Who Inherits Medical Debt in Texas? Breaking Down the Rules

When someone passes away in Texas with outstanding medical debt, their surviving loved ones and beneficiaries may worry they’ll inherit this debt. Although it’s easy to understand this concern, it’s also important to know that, under Texas law, unpaid medical debt doesn’t immediately pass on to a spouse or other such family members when a person dies. 

The following overview will explain the basics of who does and doesn’t have to repay medical debt after a loved one’s passing in Texas. However, for more specific advice about your case, it’s wise to consult with a legal expert.

Medical Debt in Texas After a Death: Who a Debt Collector Can Talk To

According to the Federal Trade Commission, after an individual dies without repaying a debt, a debt collector may reach out to the following parties to discuss the debt:

  • The decedent’s surviving spouse
  • Parents, if the decedent was a minor at the time of their passing
  • The decedent’s legal guardian
  • A decedent’s attorney
  • The executor or administrator of the decedent’s estate
  • Any other party with the authorization necessary to repay debts via the decedent’s estate

Although debt collectors can contact the above parties when someone dies with unpaid medical debt, they can’t engage in harassing behavior or such behaviors as:

  • Contacting you between the hours of 9 p.m. and 8 a.m. (unless you grant them permission to do so)
  • Contacting you at your place of work if you’ve already instructed them that you may not receive phone calls at work
  • Continuing to contact you through text message or email if they have done so in the past and you have requested that they stop

Be aware you may not have to pay the medical debt of a deceased loved one yourself. However, various factors can affect how and if this debt may be paid.

Paying Medical Debt After a Death in Texas: Essential Information

The medical debt someone may incur in Texas doesn’t merely disappear if they pass before paying it. In these circumstances, a debt collector or other such party may make a claim against the decedent’s estate. If the claim is valid, the party responsible for managing the decedent’s estate should pay the debt via the estate’s funds or assets. This may require selling off certain property.

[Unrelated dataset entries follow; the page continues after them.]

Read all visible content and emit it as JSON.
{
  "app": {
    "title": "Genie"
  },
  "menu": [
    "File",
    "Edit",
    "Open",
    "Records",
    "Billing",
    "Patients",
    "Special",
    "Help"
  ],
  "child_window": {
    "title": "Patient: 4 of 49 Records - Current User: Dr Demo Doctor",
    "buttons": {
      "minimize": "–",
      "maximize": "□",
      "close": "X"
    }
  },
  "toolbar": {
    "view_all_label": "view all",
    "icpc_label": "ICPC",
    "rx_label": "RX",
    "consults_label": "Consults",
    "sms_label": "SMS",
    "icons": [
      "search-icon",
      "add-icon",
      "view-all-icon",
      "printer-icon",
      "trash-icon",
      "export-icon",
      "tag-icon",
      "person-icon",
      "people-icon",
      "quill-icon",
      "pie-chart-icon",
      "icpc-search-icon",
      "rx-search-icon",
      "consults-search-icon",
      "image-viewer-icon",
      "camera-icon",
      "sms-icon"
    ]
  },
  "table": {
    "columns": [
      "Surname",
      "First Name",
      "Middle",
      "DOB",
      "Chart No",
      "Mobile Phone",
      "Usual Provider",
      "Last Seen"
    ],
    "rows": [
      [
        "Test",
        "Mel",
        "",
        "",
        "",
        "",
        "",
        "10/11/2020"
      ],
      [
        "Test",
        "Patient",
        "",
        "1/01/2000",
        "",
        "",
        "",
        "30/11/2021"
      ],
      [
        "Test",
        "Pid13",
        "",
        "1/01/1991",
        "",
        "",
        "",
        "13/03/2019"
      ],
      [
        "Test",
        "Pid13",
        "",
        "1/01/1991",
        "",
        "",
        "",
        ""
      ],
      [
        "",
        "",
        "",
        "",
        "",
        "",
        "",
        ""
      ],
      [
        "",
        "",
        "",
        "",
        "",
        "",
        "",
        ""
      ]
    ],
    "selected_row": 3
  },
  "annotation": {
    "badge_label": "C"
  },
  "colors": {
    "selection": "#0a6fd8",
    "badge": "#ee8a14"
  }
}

Sometimes, when a person in Texas passes away with unpaid medical debt, they don’t leave behind an estate sufficient to cover the debt. Except in specific circumstances (which the following section of this overview describes), no one has to pay the debt when this happens. Per Texas law, the debt can remain unpaid.

What About Community Property in Texas?

Texas is a community property state. According to Texas law, property someone acquires during a marriage is generally property that both spouses jointly own. An article in the Texas Bar Journal addresses how this causes some confusion regarding the type of unpaid debts.

Texas may be a community property state, but that doesn’t mean it’s always a community debt state. If someone incurs medical debt in Texas, that debt doesn’t automatically become debt they share with spouses or children after their death.

When You Might Inherit Medical Debt in Texas

Again, in some scenarios, a surviving loved one of a person who passed away with unpaid medical debt in Texas might inherit the debt and thus need to repay it. According to the Federal Trade Commission, this can happen if, for example, a party co-signed the medical debt. Or, if you are responsible for managing the decedent’s estate, and you failed to adhere to relevant state laws, you might be “on the hook” for the debt if you’ve already depleted the funds and assets from the decedent’s estate.

However, it’s also worth noting that under Texas Property Code 42.002a, there are some types of property that the decedent’s estate might consist of that beneficiaries may keep, even if selling the property could yield sufficient funds to repay an outstanding debt. There is no legal requirement forcing the beneficiaries of an estate to sell this property in order to pay unpaid medical bills.

Such an example highlights one of the many ways navigating the issue of unpaid medical debt after a loved one’s passing can be complex in Texas. If you’ve recently lost a loved one and debt collectors are reaching out to you to discuss their medical debt, strongly consider reviewing your case with an attorney. They can help you better understand your legal options.

Sarah Ross